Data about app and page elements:

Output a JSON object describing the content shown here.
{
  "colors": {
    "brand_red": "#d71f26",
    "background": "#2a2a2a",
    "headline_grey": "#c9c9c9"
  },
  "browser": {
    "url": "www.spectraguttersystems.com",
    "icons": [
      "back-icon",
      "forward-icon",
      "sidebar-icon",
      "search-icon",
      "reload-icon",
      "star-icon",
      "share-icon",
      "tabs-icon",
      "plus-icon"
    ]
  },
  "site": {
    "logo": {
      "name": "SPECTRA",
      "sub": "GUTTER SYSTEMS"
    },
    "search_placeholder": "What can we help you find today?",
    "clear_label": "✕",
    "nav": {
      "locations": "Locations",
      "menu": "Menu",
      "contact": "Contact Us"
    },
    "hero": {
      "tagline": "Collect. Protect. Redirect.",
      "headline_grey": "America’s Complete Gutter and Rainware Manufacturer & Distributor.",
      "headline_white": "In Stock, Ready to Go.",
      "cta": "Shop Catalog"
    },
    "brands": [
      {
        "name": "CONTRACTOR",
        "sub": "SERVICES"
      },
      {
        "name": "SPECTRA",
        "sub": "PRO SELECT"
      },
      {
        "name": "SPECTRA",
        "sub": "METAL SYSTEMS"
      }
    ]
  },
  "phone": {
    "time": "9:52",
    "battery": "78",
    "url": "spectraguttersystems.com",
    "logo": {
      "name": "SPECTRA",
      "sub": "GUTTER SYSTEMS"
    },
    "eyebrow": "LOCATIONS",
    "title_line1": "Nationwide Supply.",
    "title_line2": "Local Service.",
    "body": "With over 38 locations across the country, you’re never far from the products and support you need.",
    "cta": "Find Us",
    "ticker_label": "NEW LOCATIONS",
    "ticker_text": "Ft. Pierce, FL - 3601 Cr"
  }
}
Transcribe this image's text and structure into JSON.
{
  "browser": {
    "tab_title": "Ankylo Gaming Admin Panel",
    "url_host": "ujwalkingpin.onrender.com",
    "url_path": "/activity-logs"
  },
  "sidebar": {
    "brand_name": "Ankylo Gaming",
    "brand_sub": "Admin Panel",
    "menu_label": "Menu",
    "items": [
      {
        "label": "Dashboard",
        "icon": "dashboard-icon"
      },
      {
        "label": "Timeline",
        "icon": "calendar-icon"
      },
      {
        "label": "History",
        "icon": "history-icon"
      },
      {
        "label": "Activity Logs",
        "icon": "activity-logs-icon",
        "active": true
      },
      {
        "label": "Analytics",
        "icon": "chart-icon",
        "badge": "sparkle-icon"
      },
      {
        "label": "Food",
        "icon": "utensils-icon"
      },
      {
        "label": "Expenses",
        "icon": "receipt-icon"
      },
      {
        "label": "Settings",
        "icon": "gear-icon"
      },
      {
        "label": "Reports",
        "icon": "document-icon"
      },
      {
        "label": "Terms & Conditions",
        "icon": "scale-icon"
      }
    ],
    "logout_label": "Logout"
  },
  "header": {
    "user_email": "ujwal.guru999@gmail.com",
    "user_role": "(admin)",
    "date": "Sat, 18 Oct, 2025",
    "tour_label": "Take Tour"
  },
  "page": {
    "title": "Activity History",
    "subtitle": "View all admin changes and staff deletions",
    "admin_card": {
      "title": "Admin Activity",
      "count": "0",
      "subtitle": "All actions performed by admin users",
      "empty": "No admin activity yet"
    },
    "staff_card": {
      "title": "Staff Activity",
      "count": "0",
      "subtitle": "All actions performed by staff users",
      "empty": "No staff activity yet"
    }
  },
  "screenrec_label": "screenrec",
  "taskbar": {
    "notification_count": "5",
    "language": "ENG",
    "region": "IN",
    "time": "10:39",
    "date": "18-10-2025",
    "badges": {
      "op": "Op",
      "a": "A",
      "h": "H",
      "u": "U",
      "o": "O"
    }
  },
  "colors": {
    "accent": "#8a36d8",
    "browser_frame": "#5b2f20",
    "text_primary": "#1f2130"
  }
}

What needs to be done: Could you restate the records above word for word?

The completed task:
Output a JSON object describing the content shown here.
{
  "colors": {
    "brand_red": "#d71f26",
    "background": "#2a2a2a",
    "headline_grey": "#c9c9c9"
  },
  "browser": {
    "url": "www.spectraguttersystems.com",
    "icons": [
      "back-icon",
      "forward-icon",
      "sidebar-icon",
      "search-icon",
      "reload-icon",
      "star-icon",
      "share-icon",
      "tabs-icon",
      "plus-icon"
    ]
  },
  "site": {
    "logo": {
      "name": "SPECTRA",
      "sub": "GUTTER SYSTEMS"
    },
    "search_placeholder": "What can we help you find today?",
    "clear_label": "✕",
    "nav": {
      "locations": "Locations",
      "menu": "Menu",
      "contact": "Contact Us"
    },
    "hero": {
      "tagline": "Collect. Protect. Redirect.",
      "headline_grey": "America’s Complete Gutter and Rainware Manufacturer & Distributor.",
      "headline_white": "In Stock, Ready to Go.",
      "cta": "Shop Catalog"
    },
    "brands": [
      {
        "name": "CONTRACTOR",
        "sub": "SERVICES"
      },
      {
        "name": "SPECTRA",
        "sub": "PRO SELECT"
      },
      {
        "name": "SPECTRA",
        "sub": "METAL SYSTEMS"
      }
    ]
  },
  "phone": {
    "time": "9:52",
    "battery": "78",
    "url": "spectraguttersystems.com",
    "logo": {
      "name": "SPECTRA",
      "sub": "GUTTER SYSTEMS"
    },
    "eyebrow": "LOCATIONS",
    "title_line1": "Nationwide Supply.",
    "title_line2": "Local Service.",
    "body": "With over 38 locations across the country, you’re never far from the products and support you need.",
    "cta": "Find Us",
    "ticker_label": "NEW LOCATIONS",
    "ticker_text": "Ft. Pierce, FL - 3601 Cr"
  }
}
Transcribe this image's text and structure into JSON.
{
  "browser": {
    "tab_title": "Ankylo Gaming Admin Panel",
    "url_host": "ujwalkingpin.onrender.com",
    "url_path": "/activity-logs"
  },
  "sidebar": {
    "brand_name": "Ankylo Gaming",
    "brand_sub": "Admin Panel",
    "menu_label": "Menu",
    "items": [
      {
        "label": "Dashboard",
        "icon": "dashboard-icon"
      },
      {
        "label": "Timeline",
        "icon": "calendar-icon"
      },
      {
        "label": "History",
        "icon": "history-icon"
      },
      {
        "label": "Activity Logs",
        "icon": "activity-logs-icon",
        "active": true
      },
      {
        "label": "Analytics",
        "icon": "chart-icon",
        "badge": "sparkle-icon"
      },
      {
        "label": "Food",
        "icon": "utensils-icon"
      },
      {
        "label": "Expenses",
        "icon": "receipt-icon"
      },
      {
        "label": "Settings",
        "icon": "gear-icon"
      },
      {
        "label": "Reports",
        "icon": "document-icon"
      },
      {
        "label": "Terms & Conditions",
        "icon": "scale-icon"
      }
    ],
    "logout_label": "Logout"
  },
  "header": {
    "user_email": "ujwal.guru999@gmail.com",
    "user_role": "(admin)",
    "date": "Sat, 18 Oct, 2025",
    "tour_label": "Take Tour"
  },
  "page": {
    "title": "Activity History",
    "subtitle": "View all admin changes and staff deletions",
    "admin_card": {
      "title": "Admin Activity",
      "count": "0",
      "subtitle": "All actions performed by admin users",
      "empty": "No admin activity yet"
    },
    "staff_card": {
      "title": "Staff Activity",
      "count": "0",
      "subtitle": "All actions performed by staff users",
      "empty": "No staff activity yet"
    }
  },
  "screenrec_label": "screenrec",
  "taskbar": {
    "notification_count": "5",
    "language": "ENG",
    "region": "IN",
    "time": "10:39",
    "date": "18-10-2025",
    "badges": {
      "op": "Op",
      "a": "A",
      "h": "H",
      "u": "U",
      "o": "O"
    }
  },
  "colors": {
    "accent": "#8a36d8",
    "browser_frame": "#5b2f20",
    "text_primary": "#1f2130"
  }
}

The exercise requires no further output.